The pair weren't carrying a locator beacon or a tent with them on the track.
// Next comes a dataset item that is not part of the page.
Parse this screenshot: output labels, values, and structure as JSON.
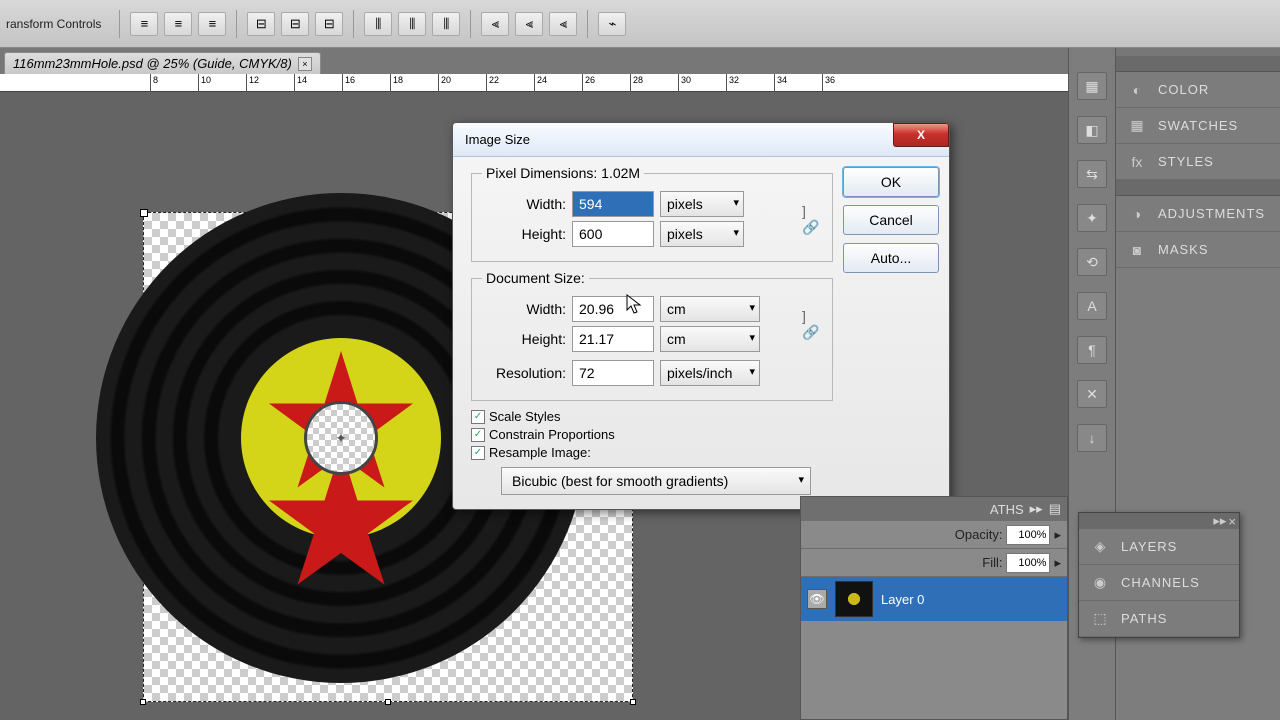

They had been in New Zealand since January for travel and a working holiday.

Department of Conservation Wakatipu operations manager Geoff Owen was unsure if the hut would have had food in it, as the department discouraged wardens from leaving food during the winter months because of a rodent issue.

Owen said the woman broke in to the warden's hut, "and good on her for making that decision."
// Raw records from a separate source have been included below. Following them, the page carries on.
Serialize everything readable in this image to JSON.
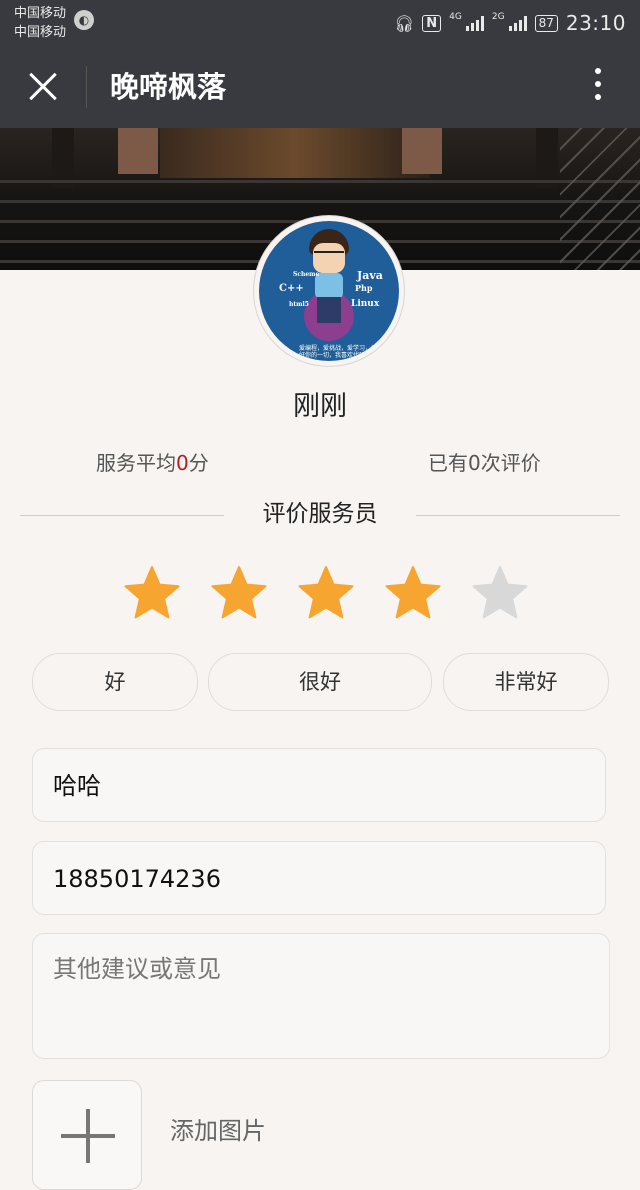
{
  "status_bar": {
    "carrier_1": "中国移动",
    "carrier_2": "中国移动",
    "network_1": "4G",
    "network_2": "2G",
    "battery": "87",
    "time": "23:10",
    "icons": [
      "headphones-icon",
      "nfc-icon",
      "signal-icon",
      "battery-icon"
    ]
  },
  "header": {
    "title": "晚啼枫落",
    "close_icon": "close-icon",
    "more_icon": "more-vertical-icon"
  },
  "profile": {
    "avatar_labels": [
      "Java",
      "C++",
      "Php",
      "Linux",
      "Scheme",
      "html5"
    ],
    "avatar_slogan": "爱编程，爱挑战，爱学习，爱好你的一切，我喜欢代码",
    "name": "刚刚",
    "avg_prefix": "服务平均",
    "avg_score": "0",
    "avg_suffix": "分",
    "review_count_text": "已有0次评价"
  },
  "rating": {
    "section_title": "评价服务员",
    "stars_selected": 4,
    "stars_total": 5,
    "star_active_color": "#f7a531",
    "star_inactive_color": "#d8d8d8"
  },
  "tags": [
    "好",
    "很好",
    "非常好"
  ],
  "form": {
    "name_value": "哈哈",
    "phone_value": "18850174236",
    "comment_placeholder": "其他建议或意见",
    "add_image_label": "添加图片"
  }
}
Ultimate Hikes had a lodge nearby the hut which Owen believed the woman may have accessed for food as well.

Owen said the pair might have been found a lot sooner, and there could have been a different outcome, if they had been carrying a locator beacon.

However, he commended the woman for her actions considering the circumstances.

'Five weeks - it's just unbelievable'

The Lake Mackenzie hut is about 43km away from the Glenorchy end of the Routeburn track and takes about 5 hours to reach from the Divide on Milford Rd.

This morning Otago Tramping and Mountaineering Club spokesman Ian Sime said it was unlikely the couple had left tramping intentions or signed in before starting their hike.

He said it normally just three days to complete the popular walking track.


"She can't have filed an intention form at the start because if she did someone would have been looking for her within a week."

"Five weeks - it's just unbelievable," said Sime.

Given she had stayed in a warden's hut she would have been warm and had access a large supply of food.

"If she was in the warden's hut she would have been okay," he said.

The Lake Mackenzie warden's hut was locked at this time of year so the woman must have broken in, Sime said.

There were no conservation rangers stationed along the track outside the Great Walks season.


The Great Walks season ended on the 27th of April this year and would restart on October 25 according to DoC's website.

Sime said at this time of year it was possible snow conditions would make the track difficult for people to pass through.

Flushing toilets at the site were shut down for the off season, replaced with pit toilets and gas was not provided, with DoC recommending online that trampers bring their own cooking stoves.

Running water was also turned off inside the huts but could be accessed from the outside water tank or by melting snow.

Ultimate Hikes general manager Noel Saxon, who runs guided tramps of the track, was surprised it took a month before the woman was found.

He said even during the quieter winter season he would have expected another tramper to have come across her earlier.


Heliworks Queenstown Helicopters general manager Richard Mills said his crew flew the woman out of the area.

He said the woman was "ecstatic" when she was rescued.

There had been no instructions about recovering the man's body.

He said the tragedy could have been averted if the couple were carrying a personal locator beacon.

"If any good can come of this it is the message to carry PLBs. They can take the 'S' our of SAR [Search and Rescue]."

The Routeburn Track stretches for 32 kilometres linking the Mount Aspiring and Fiordland National Parks.


It can be entered at either end with one entrance at Glenorchy and the other at the Te Anau-Milford Rd.

It is ranked as an intermediate track by the Department of Conservation.

Ultimate Hikes general manager Noel Saxon said at this time of the year there's likely to be a lot of snow, markers would be covered and walking out would be very difficult.

Mr Saxon said it's remarkable the woman survived a month, and that it would've been a very lonely experience.